The Controlling the Assault of Non-Solicited Pornography And Marketing Act of 2003 is a law passed in 2003 establishing the United States' first national standards for the sending of commercial e-mail. The law requires the Federal Trade Commission to enforce its provisions.
Payment Card Industry (PCI) and Data Security Standard (DSS) together are a set of security protocols for companies involved in the payment process of accepting, transferring or even storing card information. PCI DSS compliance ensures that companies that handle payments, card information or authentication operate in a safe and secure environment. PCI DSS applies to companies who handle payments, regardless of the geographic location you operate in, the payment methods you process, or the number of transactions you handle.

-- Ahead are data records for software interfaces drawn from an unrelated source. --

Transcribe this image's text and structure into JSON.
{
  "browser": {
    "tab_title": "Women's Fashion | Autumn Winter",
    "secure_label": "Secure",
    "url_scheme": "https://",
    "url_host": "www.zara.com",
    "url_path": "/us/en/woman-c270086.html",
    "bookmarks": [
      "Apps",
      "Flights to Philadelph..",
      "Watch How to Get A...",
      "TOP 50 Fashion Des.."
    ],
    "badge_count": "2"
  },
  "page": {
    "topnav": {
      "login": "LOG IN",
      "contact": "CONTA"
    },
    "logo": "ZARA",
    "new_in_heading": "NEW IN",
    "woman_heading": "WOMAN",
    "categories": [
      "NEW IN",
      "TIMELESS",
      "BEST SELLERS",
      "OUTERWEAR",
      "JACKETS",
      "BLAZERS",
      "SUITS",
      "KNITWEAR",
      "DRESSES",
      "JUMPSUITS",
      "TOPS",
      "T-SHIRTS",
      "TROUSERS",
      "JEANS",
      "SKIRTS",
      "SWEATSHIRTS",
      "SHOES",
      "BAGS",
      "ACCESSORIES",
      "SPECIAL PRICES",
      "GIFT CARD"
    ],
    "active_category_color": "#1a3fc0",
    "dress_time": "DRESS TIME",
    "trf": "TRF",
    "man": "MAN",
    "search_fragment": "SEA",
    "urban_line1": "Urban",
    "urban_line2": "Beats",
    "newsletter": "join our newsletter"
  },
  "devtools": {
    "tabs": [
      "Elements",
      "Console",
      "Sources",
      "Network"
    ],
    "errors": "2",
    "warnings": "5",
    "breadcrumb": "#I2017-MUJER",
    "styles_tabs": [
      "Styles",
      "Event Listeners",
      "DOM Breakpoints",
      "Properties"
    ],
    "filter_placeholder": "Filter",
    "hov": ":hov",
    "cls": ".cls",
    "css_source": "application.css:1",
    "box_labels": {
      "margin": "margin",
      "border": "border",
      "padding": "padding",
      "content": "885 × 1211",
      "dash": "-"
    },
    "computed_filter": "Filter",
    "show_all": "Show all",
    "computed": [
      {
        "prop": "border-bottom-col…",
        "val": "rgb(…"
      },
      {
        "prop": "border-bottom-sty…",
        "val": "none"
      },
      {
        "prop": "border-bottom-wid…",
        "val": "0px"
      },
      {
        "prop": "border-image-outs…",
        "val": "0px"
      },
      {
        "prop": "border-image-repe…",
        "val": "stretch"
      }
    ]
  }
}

The International Organization for Standardization (ISO) provides a family of regulations for information security management systems (ISMS). ISMS provides a framework that identifies, analyzes, and mitigates security risks. ISO 27001 acts as a guideline for SaaS businesses to manage risk assessment and security measures. According to ISO, the ISO 27001 "enables organizations of any kind to manage the security of assets such as financial information, intellectual property, employee details or information entrusted by third parties."
Developed by the American Institute of CPAs (AICPA), the Security Organization Control 2 (SOC 2) is a voluntary compliance standard for service organizations that define the criteria for managing customer information. SOC 2 guidelines are reflected in the everyday handling of customer data. So being SOC 2 compliant means that the business has established strict information security processes that guarantee oversight across the organization.
Set by Financial Accounting Standards Board (FASB), Generally Accepted Accounting Principles (GAAP or US GAAP) is a collection of commonly-followed accounting rules and practices. It encompasses the details and complexities of business and corporate accounting. U.S law mandates that companies releasing public financial statements or companies publicly traded on the stock exchange should follow GAAP guidelines. GAAP compliance ensures that the company's financial reporting is transparent and that it follows standard terminologies and methods.
Jointly developed by the Financial Accounting Standards Board (FASB) and the International Accounting Standards Board (IASB), ASC 606 provides a 5 step process for recognizing revenue efficiently. This robust and flexible framework takes into account all the revenue recognition scenarios that a SaaS solution typically encounters. ASC 606 accounts for all the costs incurred by customers of SaaS businesses at all the stages of their lifecycle and provides a guideline for businesses to recognize revenue from all revenue streams (recurring revenue, expansion revenue, consulting services) painlessly.
International Financial Reporting Standards (IFRS) are a set of globally accepted accounting rules for financial statements of public companies to ensure their reporting remains transparent, consistent, and easily comparable around the world. IFRS standards are required in more than 140 jurisdictions and are permitted in many parts of the world including South Korea, Brazil, India, and the European Union.